It was the best grant offered in the galaxy. Why had I even allowed myself to hope it could be mine? My work on cyborgs was groundbreaking, but now my prototype would sit on the table without a brain to go inside it. We were out of money, and therefore out of time. Cyborg research was incredibly expensive, and few were willing to put their bodies on the line for unproven technology. Even those who had lost limbs in the war had found solace in less permanent wearable technology that they could take off at the end of the day.
I stared out of the window as my assistant poured another glass of champagne. I sipped at the liquid, the bitter burn comforting. How stupid, to have ordered champagne when it was clear we were unlikely to win. Hubris was the weakness of scientists, the ability to dream that we can be more than we are becoming twisted until we believe that we are more than we are; somehow invulnerable to such petty mortal concerns as financing.
The lab would close. There was no doubt about it. All that remained was to go back to the office, pack up our things, and hightail it back to Earth or one of the nearby colonies. The colonies always needed good scientists and doctors. The pay was enough to live comfortably for the rest of my life. If I could just forget my dream—
I closed my eyes, blocking out the inside of the limo. It was too painful to bear, the thought that my life’s big dream would never bear fruit. It had been a long shot to even think of developing a technology that so few would need under the guise of helping everyone. Foolish to think I could help myself someday. I was ready, if the technology ever was. Willing to become the first person ever to endure a full body transplant into a cyborg unit. I’d even made a living will, outlining my wishes, should I die before my time. The courts would be more likely to approve the surgery if it was performed on somebody who had no other choice. That’s what I told myself, anyway.
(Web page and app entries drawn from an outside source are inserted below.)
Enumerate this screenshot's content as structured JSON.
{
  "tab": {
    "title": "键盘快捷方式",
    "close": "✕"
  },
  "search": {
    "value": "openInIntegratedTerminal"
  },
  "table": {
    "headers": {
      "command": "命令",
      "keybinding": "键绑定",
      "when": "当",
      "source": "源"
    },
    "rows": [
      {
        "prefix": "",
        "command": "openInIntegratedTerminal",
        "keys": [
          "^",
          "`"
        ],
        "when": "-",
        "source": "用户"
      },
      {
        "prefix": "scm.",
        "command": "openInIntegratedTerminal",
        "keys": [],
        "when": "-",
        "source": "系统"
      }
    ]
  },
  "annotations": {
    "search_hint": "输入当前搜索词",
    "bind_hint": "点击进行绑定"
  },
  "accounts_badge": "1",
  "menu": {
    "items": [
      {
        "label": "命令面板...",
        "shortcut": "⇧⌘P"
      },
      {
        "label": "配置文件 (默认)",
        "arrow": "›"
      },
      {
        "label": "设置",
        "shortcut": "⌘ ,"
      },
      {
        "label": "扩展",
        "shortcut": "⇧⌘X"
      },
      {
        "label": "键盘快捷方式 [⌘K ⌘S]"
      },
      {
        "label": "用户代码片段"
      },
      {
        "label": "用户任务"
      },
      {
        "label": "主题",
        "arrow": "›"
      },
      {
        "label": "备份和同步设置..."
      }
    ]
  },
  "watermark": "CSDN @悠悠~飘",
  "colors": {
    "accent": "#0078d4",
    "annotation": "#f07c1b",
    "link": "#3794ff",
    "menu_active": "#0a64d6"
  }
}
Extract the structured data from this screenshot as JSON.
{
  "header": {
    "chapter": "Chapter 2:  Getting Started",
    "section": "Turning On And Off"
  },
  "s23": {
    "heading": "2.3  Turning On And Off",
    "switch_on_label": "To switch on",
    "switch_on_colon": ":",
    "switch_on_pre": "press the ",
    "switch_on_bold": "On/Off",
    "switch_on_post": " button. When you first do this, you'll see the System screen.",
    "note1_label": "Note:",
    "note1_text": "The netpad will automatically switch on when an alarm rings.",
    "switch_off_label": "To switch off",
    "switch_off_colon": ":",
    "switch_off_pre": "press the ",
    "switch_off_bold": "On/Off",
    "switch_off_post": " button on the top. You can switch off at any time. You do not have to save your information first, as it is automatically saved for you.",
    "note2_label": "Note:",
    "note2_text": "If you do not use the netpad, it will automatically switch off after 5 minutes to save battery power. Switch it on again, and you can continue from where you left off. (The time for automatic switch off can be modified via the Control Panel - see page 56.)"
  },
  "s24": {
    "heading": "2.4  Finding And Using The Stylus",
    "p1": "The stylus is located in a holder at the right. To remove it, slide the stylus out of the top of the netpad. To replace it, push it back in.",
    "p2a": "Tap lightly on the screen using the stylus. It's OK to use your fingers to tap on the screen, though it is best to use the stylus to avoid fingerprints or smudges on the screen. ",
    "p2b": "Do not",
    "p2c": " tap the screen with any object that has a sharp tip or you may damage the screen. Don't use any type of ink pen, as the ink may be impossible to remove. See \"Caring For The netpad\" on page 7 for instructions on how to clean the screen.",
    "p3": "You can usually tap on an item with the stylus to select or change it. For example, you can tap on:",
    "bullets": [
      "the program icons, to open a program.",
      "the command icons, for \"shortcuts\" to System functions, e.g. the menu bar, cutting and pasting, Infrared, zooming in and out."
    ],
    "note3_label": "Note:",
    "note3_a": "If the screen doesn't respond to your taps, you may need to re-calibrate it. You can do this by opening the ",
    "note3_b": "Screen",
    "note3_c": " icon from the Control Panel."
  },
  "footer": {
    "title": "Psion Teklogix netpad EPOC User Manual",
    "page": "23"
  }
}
Two purple moons loomed in Orimar’s night sky. The seers of the Outer Colonies loved to portend that heavy moons were a bad omen, those nights when it seemed they were so close they might crash into the planet, even though minds like mine knew that could never happen. Their orbits weren’t decaying; we were in no danger, but that didn’t stop the Oracles from predicting doom and gloom every one-hundred and eighty Sol days. Coincidentally, donations to the Oracles always rose about that time. I smiled at the cynicism of it, how easily people could be played when they were afraid.
Though, these days, it seemed almost as if people yearned for the apocalypse. News from Earth came daily, none of it good—yet colonists who had never been there sat glued to their vid-screens, watching someone else’s disaster play out before their eyes. We were safe from the virus, all the way out here on the Rim. The few ships that came from Earth were thoroughly scanned for contaminants. We could sit back in our armchairs and watch someone else’s world shatter like a feature film. Never mind that millions were dying. Thinking about it, I should have known that LifeSciences’ cloning program would win the grant. Earth needed that project, now that the sterility plague had doomed its future. And while its children had spread out across the galaxy, few were willing to come back and help a homeworld they barely knew. The cloning program would give them hope. Flesh and blood hope.
Nobody really wanted my solution. Few thought it acceptable—even on my team—to accept a substitute body made of steel and fiberglass, no matter how beautiful we could make it. I was the only one who truly yearned for that body. That’s why my project had failed—I was the only True Believer on my team. Now the prototype would gather dust in some warehouse, sold as an asset to pay off the debts my company had amassed. My stomach churned as I contemplated the bankruptcy paperwork I’d have to file on the morrow, the visual of my life’s work being packed up haunting me like a ghost.
I’d come so close, and yet I was still so far. If only we’d had more time.
As if hearing my thoughts and forming a response, I heard the honk of a horn and everything flipped. It happened so quickly that I couldn’t even process what was happening until the champagne glass slipped out of my hand and shattered against the window. Nothing was right, and it was then that I realized we’d come to a stop upside-down. The limo rested on its roof, the sounds of the night pouring in through the shattered window. Cries and gasps from the sidewalks. Someone yelled “By the Gods!”, another one chanted in the way of the Oracles, the alien words sounding like nonsense to my ears. For all my years of education, I’d never picked up more than Terran as a language.
A stupid regret to have now, considering all the pain I was in. I pulled a slick hand away from my abdomen and didn’t have to look to know it was bad. The table had splintered and a large wooden stake now pinned me to my seat by way of my abdomen. I didn’t need my three medical degrees and two doctorates to tell me I was dying. I panicked for a moment, before realizing a sense of peace. It was as if the world was going on without me, as if this chaotic, bloody scene at the intersection had never taken place. The sirens seemed distant, as if the ambulances were heading to some other scene and this one was happening in a dimension separate from ours.
“Hang in there. We’ll get you out.” The voice was supposed to be calming, but I felt nothing when the firefighter poked his head in. I knew by the time he operated the jaws of life, it was going to be too late for me. I felt a strange sense of embarrassment for a moment, a sense of humiliation at being seen like this. Regret that they’d never see the real me, not really. She lay on a table at my company, all fiberglass and plexisteel and long, black hair—
—twisted until we believe we are more than we are—
With that thought, the darkness came for me, wrapping me in its embrace like a long-lost lover.